++++ RECORD EXCERPTS
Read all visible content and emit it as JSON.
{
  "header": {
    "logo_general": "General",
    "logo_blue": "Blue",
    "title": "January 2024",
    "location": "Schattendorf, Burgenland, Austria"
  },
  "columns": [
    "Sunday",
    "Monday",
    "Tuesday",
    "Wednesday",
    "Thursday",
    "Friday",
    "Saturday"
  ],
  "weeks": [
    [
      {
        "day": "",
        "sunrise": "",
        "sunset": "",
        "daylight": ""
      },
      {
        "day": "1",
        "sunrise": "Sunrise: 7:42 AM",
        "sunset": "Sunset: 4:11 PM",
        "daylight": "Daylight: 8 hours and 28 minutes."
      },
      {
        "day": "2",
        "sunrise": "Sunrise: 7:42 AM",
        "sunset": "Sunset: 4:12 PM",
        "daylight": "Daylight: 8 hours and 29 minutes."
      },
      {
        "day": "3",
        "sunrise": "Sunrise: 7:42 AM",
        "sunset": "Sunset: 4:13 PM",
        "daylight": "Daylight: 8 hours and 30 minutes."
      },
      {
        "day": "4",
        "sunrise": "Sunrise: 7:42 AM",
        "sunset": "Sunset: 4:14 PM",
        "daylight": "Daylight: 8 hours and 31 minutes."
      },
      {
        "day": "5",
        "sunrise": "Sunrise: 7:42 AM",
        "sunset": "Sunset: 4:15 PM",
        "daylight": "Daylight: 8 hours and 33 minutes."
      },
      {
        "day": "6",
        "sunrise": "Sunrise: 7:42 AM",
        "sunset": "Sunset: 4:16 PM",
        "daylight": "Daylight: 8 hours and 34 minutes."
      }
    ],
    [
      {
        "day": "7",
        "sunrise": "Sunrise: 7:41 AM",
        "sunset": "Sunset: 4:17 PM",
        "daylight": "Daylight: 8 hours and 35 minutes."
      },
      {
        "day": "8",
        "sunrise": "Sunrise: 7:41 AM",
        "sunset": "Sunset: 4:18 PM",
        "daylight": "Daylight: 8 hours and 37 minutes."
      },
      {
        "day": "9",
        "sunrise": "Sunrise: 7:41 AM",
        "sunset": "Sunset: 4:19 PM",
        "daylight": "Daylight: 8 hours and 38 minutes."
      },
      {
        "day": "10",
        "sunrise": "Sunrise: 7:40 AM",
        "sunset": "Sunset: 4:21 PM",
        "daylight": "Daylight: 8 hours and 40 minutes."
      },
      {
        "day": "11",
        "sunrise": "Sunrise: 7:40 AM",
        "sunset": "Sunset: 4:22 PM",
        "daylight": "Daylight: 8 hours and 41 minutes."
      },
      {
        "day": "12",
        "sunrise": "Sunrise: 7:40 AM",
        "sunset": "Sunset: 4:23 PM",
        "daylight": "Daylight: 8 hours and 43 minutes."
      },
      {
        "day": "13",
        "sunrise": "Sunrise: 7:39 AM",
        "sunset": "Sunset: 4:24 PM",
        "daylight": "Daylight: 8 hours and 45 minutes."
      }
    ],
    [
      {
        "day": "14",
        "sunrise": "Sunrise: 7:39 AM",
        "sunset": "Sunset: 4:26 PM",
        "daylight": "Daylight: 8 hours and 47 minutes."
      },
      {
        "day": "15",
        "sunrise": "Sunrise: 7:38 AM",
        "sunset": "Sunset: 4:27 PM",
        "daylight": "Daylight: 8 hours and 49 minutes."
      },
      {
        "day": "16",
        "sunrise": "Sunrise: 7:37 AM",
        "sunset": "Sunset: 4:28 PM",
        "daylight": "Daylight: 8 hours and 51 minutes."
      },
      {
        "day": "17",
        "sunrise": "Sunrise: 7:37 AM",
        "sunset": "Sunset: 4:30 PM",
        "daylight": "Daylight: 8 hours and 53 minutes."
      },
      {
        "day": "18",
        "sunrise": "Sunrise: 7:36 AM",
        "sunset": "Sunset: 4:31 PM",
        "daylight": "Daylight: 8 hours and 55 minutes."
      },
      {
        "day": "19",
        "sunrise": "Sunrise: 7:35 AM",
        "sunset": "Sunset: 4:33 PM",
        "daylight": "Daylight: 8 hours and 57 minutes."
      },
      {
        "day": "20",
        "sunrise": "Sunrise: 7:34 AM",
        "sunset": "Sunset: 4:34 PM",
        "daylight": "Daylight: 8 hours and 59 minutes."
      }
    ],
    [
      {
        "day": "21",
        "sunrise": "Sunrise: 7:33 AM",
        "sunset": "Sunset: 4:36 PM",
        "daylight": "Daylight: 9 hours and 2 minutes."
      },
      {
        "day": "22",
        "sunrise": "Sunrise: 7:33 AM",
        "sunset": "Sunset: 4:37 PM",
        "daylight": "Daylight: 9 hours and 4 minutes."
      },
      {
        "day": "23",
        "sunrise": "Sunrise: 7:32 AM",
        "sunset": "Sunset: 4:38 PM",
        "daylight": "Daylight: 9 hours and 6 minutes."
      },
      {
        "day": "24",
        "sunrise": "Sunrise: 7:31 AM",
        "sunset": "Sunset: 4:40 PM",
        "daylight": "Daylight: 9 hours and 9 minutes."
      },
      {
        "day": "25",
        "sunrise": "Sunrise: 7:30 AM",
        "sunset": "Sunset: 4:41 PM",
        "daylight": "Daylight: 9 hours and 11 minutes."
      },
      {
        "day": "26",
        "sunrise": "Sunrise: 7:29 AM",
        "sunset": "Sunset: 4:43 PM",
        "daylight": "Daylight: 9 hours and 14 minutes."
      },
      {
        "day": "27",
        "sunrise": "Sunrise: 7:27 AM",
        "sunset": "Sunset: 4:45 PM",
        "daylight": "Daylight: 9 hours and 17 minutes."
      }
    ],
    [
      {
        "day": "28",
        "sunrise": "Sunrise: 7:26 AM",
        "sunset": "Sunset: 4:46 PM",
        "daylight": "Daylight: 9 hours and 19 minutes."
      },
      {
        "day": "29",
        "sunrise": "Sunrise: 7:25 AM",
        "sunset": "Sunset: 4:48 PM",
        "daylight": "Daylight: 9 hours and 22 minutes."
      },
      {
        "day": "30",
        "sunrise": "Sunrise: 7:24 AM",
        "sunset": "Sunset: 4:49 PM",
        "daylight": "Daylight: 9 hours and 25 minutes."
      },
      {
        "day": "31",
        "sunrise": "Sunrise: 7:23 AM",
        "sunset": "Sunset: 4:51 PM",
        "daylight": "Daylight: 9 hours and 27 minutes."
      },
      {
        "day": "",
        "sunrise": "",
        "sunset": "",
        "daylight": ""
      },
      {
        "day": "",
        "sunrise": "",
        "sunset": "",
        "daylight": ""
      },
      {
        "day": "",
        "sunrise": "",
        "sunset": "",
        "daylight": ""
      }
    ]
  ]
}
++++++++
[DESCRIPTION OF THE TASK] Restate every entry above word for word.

[RESPONSE TO THIS TASK]
Read all visible content and emit it as JSON.
{
  "header": {
    "logo_general": "General",
    "logo_blue": "Blue",
    "title": "January 2024",
    "location": "Schattendorf, Burgenland, Austria"
  },
  "columns": [
    "Sunday",
    "Monday",
    "Tuesday",
    "Wednesday",
    "Thursday",
    "Friday",
    "Saturday"
  ],
  "weeks": [
    [
      {
        "day": "",
        "sunrise": "",
        "sunset": "",
        "daylight": ""
      },
      {
        "day": "1",
        "sunrise": "Sunrise: 7:42 AM",
        "sunset": "Sunset: 4:11 PM",
        "daylight": "Daylight: 8 hours and 28 minutes."
      },
      {
        "day": "2",
        "sunrise": "Sunrise: 7:42 AM",
        "sunset": "Sunset: 4:12 PM",
        "daylight": "Daylight: 8 hours and 29 minutes."
      },
      {
        "day": "3",
        "sunrise": "Sunrise: 7:42 AM",
        "sunset": "Sunset: 4:13 PM",
        "daylight": "Daylight: 8 hours and 30 minutes."
      },
      {
        "day": "4",
        "sunrise": "Sunrise: 7:42 AM",
        "sunset": "Sunset: 4:14 PM",
        "daylight": "Daylight: 8 hours and 31 minutes."
      },
      {
        "day": "5",
        "sunrise": "Sunrise: 7:42 AM",
        "sunset": "Sunset: 4:15 PM",
        "daylight": "Daylight: 8 hours and 33 minutes."
      },
      {
        "day": "6",
        "sunrise": "Sunrise: 7:42 AM",
        "sunset": "Sunset: 4:16 PM",
        "daylight": "Daylight: 8 hours and 34 minutes."
      }
    ],
    [
      {
        "day": "7",
        "sunrise": "Sunrise: 7:41 AM",
        "sunset": "Sunset: 4:17 PM",
        "daylight": "Daylight: 8 hours and 35 minutes."
      },
      {
        "day": "8",
        "sunrise": "Sunrise: 7:41 AM",
        "sunset": "Sunset: 4:18 PM",
        "daylight": "Daylight: 8 hours and 37 minutes."
      },
      {
        "day": "9",
        "sunrise": "Sunrise: 7:41 AM",
        "sunset": "Sunset: 4:19 PM",
        "daylight": "Daylight: 8 hours and 38 minutes."
      },
      {
        "day": "10",
        "sunrise": "Sunrise: 7:40 AM",
        "sunset": "Sunset: 4:21 PM",
        "daylight": "Daylight: 8 hours and 40 minutes."
      },
      {
        "day": "11",
        "sunrise": "Sunrise: 7:40 AM",
        "sunset": "Sunset: 4:22 PM",
        "daylight": "Daylight: 8 hours and 41 minutes."
      },
      {
        "day": "12",
        "sunrise": "Sunrise: 7:40 AM",
        "sunset": "Sunset: 4:23 PM",
        "daylight": "Daylight: 8 hours and 43 minutes."
      },
      {
        "day": "13",
        "sunrise": "Sunrise: 7:39 AM",
        "sunset": "Sunset: 4:24 PM",
        "daylight": "Daylight: 8 hours and 45 minutes."
      }
    ],
    [
      {
        "day": "14",
        "sunrise": "Sunrise: 7:39 AM",
        "sunset": "Sunset: 4:26 PM",
        "daylight": "Daylight: 8 hours and 47 minutes."
      },
      {
        "day": "15",
        "sunrise": "Sunrise: 7:38 AM",
        "sunset": "Sunset: 4:27 PM",
        "daylight": "Daylight: 8 hours and 49 minutes."
      },
      {
        "day": "16",
        "sunrise": "Sunrise: 7:37 AM",
        "sunset": "Sunset: 4:28 PM",
        "daylight": "Daylight: 8 hours and 51 minutes."
      },
      {
        "day": "17",
        "sunrise": "Sunrise: 7:37 AM",
        "sunset": "Sunset: 4:30 PM",
        "daylight": "Daylight: 8 hours and 53 minutes."
      },
      {
        "day": "18",
        "sunrise": "Sunrise: 7:36 AM",
        "sunset": "Sunset: 4:31 PM",
        "daylight": "Daylight: 8 hours and 55 minutes."
      },
      {
        "day": "19",
        "sunrise": "Sunrise: 7:35 AM",
        "sunset": "Sunset: 4:33 PM",
        "daylight": "Daylight: 8 hours and 57 minutes."
      },
      {
        "day": "20",
        "sunrise": "Sunrise: 7:34 AM",
        "sunset": "Sunset: 4:34 PM",
        "daylight": "Daylight: 8 hours and 59 minutes."
      }
    ],
    [
      {
        "day": "21",
        "sunrise": "Sunrise: 7:33 AM",
        "sunset": "Sunset: 4:36 PM",
        "daylight": "Daylight: 9 hours and 2 minutes."
      },
      {
        "day": "22",
        "sunrise": "Sunrise: 7:33 AM",
        "sunset": "Sunset: 4:37 PM",
        "daylight": "Daylight: 9 hours and 4 minutes."
      },
      {
        "day": "23",
        "sunrise": "Sunrise: 7:32 AM",
        "sunset": "Sunset: 4:38 PM",
        "daylight": "Daylight: 9 hours and 6 minutes."
      },
      {
        "day": "24",
        "sunrise": "Sunrise: 7:31 AM",
        "sunset": "Sunset: 4:40 PM",
        "daylight": "Daylight: 9 hours and 9 minutes."
      },
      {
        "day": "25",
        "sunrise": "Sunrise: 7:30 AM",
        "sunset": "Sunset: 4:41 PM",
        "daylight": "Daylight: 9 hours and 11 minutes."
      },
      {
        "day": "26",
        "sunrise": "Sunrise: 7:29 AM",
        "sunset": "Sunset: 4:43 PM",
        "daylight": "Daylight: 9 hours and 14 minutes."
      },
      {
        "day": "27",
        "sunrise": "Sunrise: 7:27 AM",
        "sunset": "Sunset: 4:45 PM",
        "daylight": "Daylight: 9 hours and 17 minutes."
      }
    ],
    [
      {
        "day": "28",
        "sunrise": "Sunrise: 7:26 AM",
        "sunset": "Sunset: 4:46 PM",
        "daylight": "Daylight: 9 hours and 19 minutes."
      },
      {
        "day": "29",
        "sunrise": "Sunrise: 7:25 AM",
        "sunset": "Sunset: 4:48 PM",
        "daylight": "Daylight: 9 hours and 22 minutes."
      },
      {
        "day": "30",
        "sunrise": "Sunrise: 7:24 AM",
        "sunset": "Sunset: 4:49 PM",
        "daylight": "Daylight: 9 hours and 25 minutes."
      },
      {
        "day": "31",
        "sunrise": "Sunrise: 7:23 AM",
        "sunset": "Sunset: 4:51 PM",
        "daylight": "Daylight: 9 hours and 27 minutes."
      },
      {
        "day": "",
        "sunrise": "",
        "sunset": "",
        "daylight": ""
      },
      {
        "day": "",
        "sunrise": "",
        "sunset": "",
        "daylight": ""
      },
      {
        "day": "",
        "sunrise": "",
        "sunset": "",
        "daylight": ""
      }
    ]
  ]
}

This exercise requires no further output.